Dataset rows describing interfaces:
-------

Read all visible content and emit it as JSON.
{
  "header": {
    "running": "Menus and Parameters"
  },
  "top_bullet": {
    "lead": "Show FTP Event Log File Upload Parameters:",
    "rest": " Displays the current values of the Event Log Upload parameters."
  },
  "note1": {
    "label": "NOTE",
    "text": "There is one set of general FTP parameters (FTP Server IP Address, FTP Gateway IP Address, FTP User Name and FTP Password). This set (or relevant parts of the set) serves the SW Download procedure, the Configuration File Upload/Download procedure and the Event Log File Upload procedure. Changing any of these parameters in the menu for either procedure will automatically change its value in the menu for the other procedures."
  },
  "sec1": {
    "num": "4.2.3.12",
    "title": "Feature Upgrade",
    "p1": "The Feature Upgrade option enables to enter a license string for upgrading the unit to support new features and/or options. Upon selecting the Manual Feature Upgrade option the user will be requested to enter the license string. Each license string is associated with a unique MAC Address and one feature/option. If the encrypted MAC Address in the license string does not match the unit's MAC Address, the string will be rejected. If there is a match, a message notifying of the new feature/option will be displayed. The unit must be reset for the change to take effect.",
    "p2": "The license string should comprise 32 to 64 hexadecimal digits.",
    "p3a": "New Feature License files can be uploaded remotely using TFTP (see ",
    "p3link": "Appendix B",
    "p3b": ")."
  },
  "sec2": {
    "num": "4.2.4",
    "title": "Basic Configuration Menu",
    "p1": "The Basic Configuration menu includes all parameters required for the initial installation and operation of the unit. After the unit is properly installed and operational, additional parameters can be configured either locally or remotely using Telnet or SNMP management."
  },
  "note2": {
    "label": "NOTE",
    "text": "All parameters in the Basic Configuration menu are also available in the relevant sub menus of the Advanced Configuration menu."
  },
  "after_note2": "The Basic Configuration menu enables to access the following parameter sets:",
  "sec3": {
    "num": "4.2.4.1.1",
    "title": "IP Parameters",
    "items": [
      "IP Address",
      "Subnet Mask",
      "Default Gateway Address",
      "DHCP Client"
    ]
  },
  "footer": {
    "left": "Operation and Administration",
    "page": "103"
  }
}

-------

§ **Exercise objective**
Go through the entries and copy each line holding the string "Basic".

§ **Exercise answer**
    "title": "Basic Configuration Menu",
    "p1": "The Basic Configuration menu includes all parameters required for the initial installation and operation of the unit. After the unit is properly installed and operational, additional parameters can be configured either locally or remotely using Telnet or SNMP management."
    "text": "All parameters in the Basic Configuration menu are also available in the relevant sub menus of the Advanced Configuration menu."
  "after_note2": "The Basic Configuration menu enables to access the following parameter sets:",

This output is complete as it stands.